As we move away from neutrals, more patterns and textures are taking hold. The once ubiquitous white shiplap walls in farmhouse-style homes across the country are making way for more color and pattern, especially in board-and-batten paneling and wallpaper. Yes, I said wallpaper. Its day has come again. Today’s wallpaper is so much easier to use than the sticky mess of decades ago. And the patterns are simply lovely! We’re seeing a lot of floral prints in soft hues, somewhat reflective of the old wallpapers from the 1940s. In fact, this desire to incorporate the well-loved pieces and elements from our grandparents’ days is a trend in itself.
Called Grandmillenial, it’s a turn away from the sterile impersonal aesthetic of recent home looks and embraces nostalgia. Ruffled bedding, tea sets, antiques, vintage florals—they all combine into a look the young generation is embracing (of course we knew about its joy all along!). Sharing space with this trend is the Cottagecore look, a love of the sweet nature themes: woodland animals, mushrooms, daisies, flouncy aprons, etc.
As I said, we’re seeing pattern on the walls with paneling as well, especially board-and-batten. Many homeowners are swapping out their shiplap for this and painting it in a decidedly bold hue. It’s an accent wall for sure.
Other trends in pattern include herringbone tile and flooring, intricately patterned colorful square tiles, and organic ethnic-looking patterns in rugs and pillows. On kitchen cabinets, the simple shaker look has taken hold, especially when accented with bar-style pulls. Also in the kitchen, the accented stove cover is a strong focal point, and for dining, the table of choice is now a nice round one. And we’re starting to see wood countertops coming back into fashion.
In general, furniture pieces are seeing more curves, but a couple trends really stand out in the farmhouse style. Structured cushions with a boxed look will be favored for dining chairs, benches and outdoor furnishings. Indoors, one trend that has people either loving it or hating it is the move toward deconstructed furniture. What is that, you say? Imagine an old couch with half the upholstery missing, some stuffing showing and other parts redone in a different fabric. DIYers are creating their own deconstructed furniture, but some manufacturers are doing this on a mass-market scale, where framework or padding might show through a newly constructed piece.

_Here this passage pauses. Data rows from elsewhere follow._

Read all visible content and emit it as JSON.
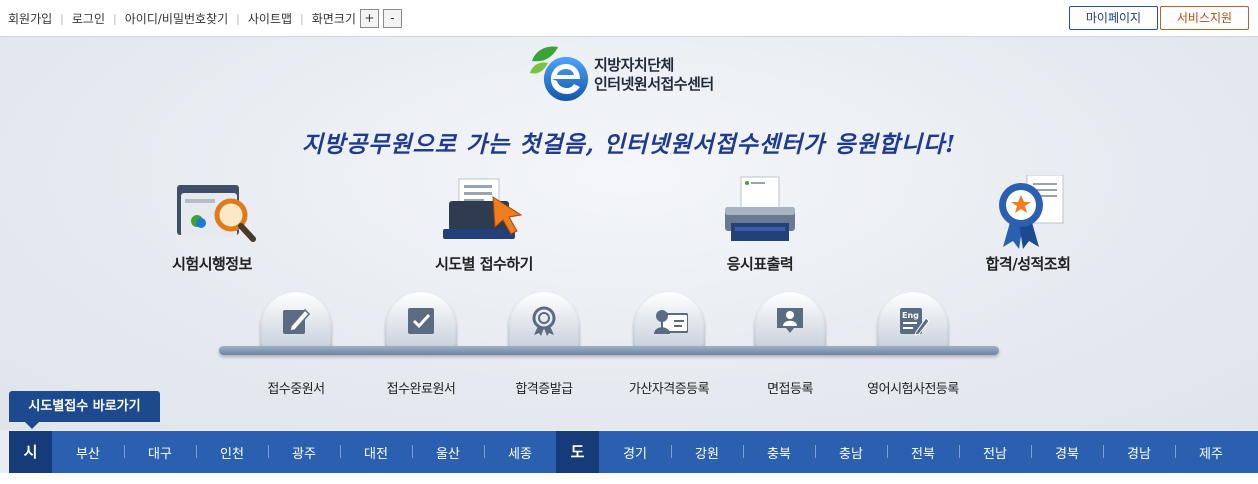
{
  "top_links": {
    "signup": "회원가입",
    "login": "로그인",
    "find_id_pw": "아이디/비밀번호찾기",
    "sitemap": "사이트맵",
    "screen_size": "화면크기",
    "zoom_in": "+",
    "zoom_out": "-"
  },
  "top_buttons": {
    "mypage": "마이페이지",
    "support": "서비스지원"
  },
  "logo": {
    "line1": "지방자치단체",
    "line2": "인터넷원서접수센터"
  },
  "slogan": "지방공무원으로 가는 첫걸음, 인터넷원서접수센터가 응원합니다!",
  "main_menu": [
    {
      "label": "시험시행정보",
      "icon": "folder-magnifier-icon"
    },
    {
      "label": "시도별 접수하기",
      "icon": "laptop-cursor-icon"
    },
    {
      "label": "응시표출력",
      "icon": "printer-icon"
    },
    {
      "label": "합격/성적조회",
      "icon": "award-certificate-icon"
    }
  ],
  "sub_menu": [
    {
      "label": "접수중원서",
      "icon": "pencil-icon"
    },
    {
      "label": "접수완료원서",
      "icon": "checkbox-icon"
    },
    {
      "label": "합격증발급",
      "icon": "medal-icon"
    },
    {
      "label": "가산자격증등록",
      "icon": "id-card-icon"
    },
    {
      "label": "면접등록",
      "icon": "person-icon"
    },
    {
      "label": "영어시험사전등록",
      "icon": "eng-document-icon"
    }
  ],
  "shortcut_label": "시도별접수 바로가기",
  "regions": {
    "si_label": "시",
    "si": [
      "부산",
      "대구",
      "인천",
      "광주",
      "대전",
      "울산",
      "세종"
    ],
    "do_label": "도",
    "do": [
      "경기",
      "강원",
      "충북",
      "충남",
      "전북",
      "전남",
      "경북",
      "경남",
      "제주"
    ]
  },
  "colors": {
    "nav_blue": "#2b5fb0",
    "nav_dark": "#153b78",
    "slogan": "#1f3b8f",
    "support_orange": "#b34c12"
  }
}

It’s always interesting to see what trends are coming into play in home decor, but one tenet interior decorators abide by: you must love what you live with. Just because something is trending, doesn’t mean you have to redo your whole room to accommodate it. It’s good to be aware of the trends, but overall, you do you. So maybe deconstructed furniture isn’t for you, or rattan end tables make you cringe, but you swoon over a beautiful floral-print wallpaper. Go for it! Make your home exactly that—your home.